The BBC will no longer depend on the Met Office for its weather reports and will now use more reliable methods, such as ‘chicken entrails’. Instead of some expensive guff about Nimbostratus clouds, future forecasts will be determined by a soothsayer, garbed in a ‘fetching’ woolly jumper and armed with a pair of binoculars.
Having provided weather data to the BBC since 1922, the Met Office will now be forced to sell predictions on street corners alongside purveyors of ‘lucky lavender’. A BBC representative said: ‘We want value for money for the license payer. Often the weather report can be cheaply replaced by just looking out your window. Red sky at night? Are you sure its not morning?’
A spokeswoman for the Met Office spoke of her disappointment: ‘We’d recently invested in a state of the art Groundhog. We’ve revolutionized the science of prediction with ‘wet head, must be raining’. Or, ‘sunshine on a Monday, time to pull a sickey’. And who can forget – ‘when Labour elects a socialist, a sh@tstorm will follow’.’
The BBC assured viewers they would continue with the highest standard of weather service by focusing on unusual squirrel activity. A spokesman said: ‘We’ll be replacing the usual idiot gesticulating in front of a green screen, with a curmudgeonly sailor talking about a twitch in his gammy knee.
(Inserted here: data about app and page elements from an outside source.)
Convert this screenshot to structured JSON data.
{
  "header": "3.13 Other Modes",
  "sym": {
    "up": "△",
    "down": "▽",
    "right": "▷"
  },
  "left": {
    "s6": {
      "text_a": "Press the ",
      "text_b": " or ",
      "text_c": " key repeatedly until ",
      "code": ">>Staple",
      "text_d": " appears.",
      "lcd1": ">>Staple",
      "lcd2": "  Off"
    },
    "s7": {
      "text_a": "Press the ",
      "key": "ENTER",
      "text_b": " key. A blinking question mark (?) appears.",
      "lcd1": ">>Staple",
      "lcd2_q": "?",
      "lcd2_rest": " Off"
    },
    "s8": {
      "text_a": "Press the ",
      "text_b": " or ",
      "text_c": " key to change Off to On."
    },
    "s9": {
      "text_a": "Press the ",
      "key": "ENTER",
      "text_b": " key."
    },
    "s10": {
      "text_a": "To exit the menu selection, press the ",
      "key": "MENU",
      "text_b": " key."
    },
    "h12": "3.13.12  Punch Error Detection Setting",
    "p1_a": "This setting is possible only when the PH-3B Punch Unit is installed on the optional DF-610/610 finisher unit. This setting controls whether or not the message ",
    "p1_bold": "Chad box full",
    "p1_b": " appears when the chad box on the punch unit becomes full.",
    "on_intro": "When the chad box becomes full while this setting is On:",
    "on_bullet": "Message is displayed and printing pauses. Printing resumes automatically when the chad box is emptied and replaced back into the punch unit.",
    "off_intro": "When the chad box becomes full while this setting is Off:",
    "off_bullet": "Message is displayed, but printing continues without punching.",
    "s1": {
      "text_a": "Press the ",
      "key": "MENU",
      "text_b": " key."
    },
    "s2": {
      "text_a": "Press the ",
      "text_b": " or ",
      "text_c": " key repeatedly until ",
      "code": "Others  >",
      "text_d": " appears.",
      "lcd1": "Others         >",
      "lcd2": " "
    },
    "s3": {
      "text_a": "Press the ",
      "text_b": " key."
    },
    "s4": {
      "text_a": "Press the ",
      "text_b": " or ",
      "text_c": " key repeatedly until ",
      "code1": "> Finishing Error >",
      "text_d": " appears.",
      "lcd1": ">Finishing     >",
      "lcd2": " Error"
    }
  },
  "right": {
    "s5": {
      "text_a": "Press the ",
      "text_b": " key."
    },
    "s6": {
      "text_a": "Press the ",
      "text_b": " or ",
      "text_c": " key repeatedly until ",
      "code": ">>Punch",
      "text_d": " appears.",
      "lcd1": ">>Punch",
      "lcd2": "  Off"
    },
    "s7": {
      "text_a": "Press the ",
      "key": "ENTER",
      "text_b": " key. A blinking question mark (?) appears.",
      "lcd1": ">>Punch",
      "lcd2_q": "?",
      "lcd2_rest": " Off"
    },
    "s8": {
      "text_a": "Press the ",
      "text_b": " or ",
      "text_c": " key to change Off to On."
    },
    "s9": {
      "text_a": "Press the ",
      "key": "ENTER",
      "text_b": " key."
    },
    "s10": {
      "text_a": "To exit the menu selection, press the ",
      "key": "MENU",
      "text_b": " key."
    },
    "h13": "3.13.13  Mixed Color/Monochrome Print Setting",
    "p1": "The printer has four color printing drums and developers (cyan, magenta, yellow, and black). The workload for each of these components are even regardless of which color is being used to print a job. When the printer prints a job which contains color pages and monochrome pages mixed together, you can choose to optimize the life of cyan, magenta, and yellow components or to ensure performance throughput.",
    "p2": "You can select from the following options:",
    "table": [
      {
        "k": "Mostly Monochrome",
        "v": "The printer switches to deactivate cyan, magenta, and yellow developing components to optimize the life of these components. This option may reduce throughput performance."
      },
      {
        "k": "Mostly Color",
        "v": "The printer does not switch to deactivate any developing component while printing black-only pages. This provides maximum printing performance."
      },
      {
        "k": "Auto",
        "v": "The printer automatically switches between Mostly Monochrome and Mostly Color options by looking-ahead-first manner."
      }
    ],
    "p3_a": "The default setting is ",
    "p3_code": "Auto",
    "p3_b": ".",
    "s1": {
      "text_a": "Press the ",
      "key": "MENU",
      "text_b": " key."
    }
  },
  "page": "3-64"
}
The one thing we can predict is no matter what the weather, people will still complain.’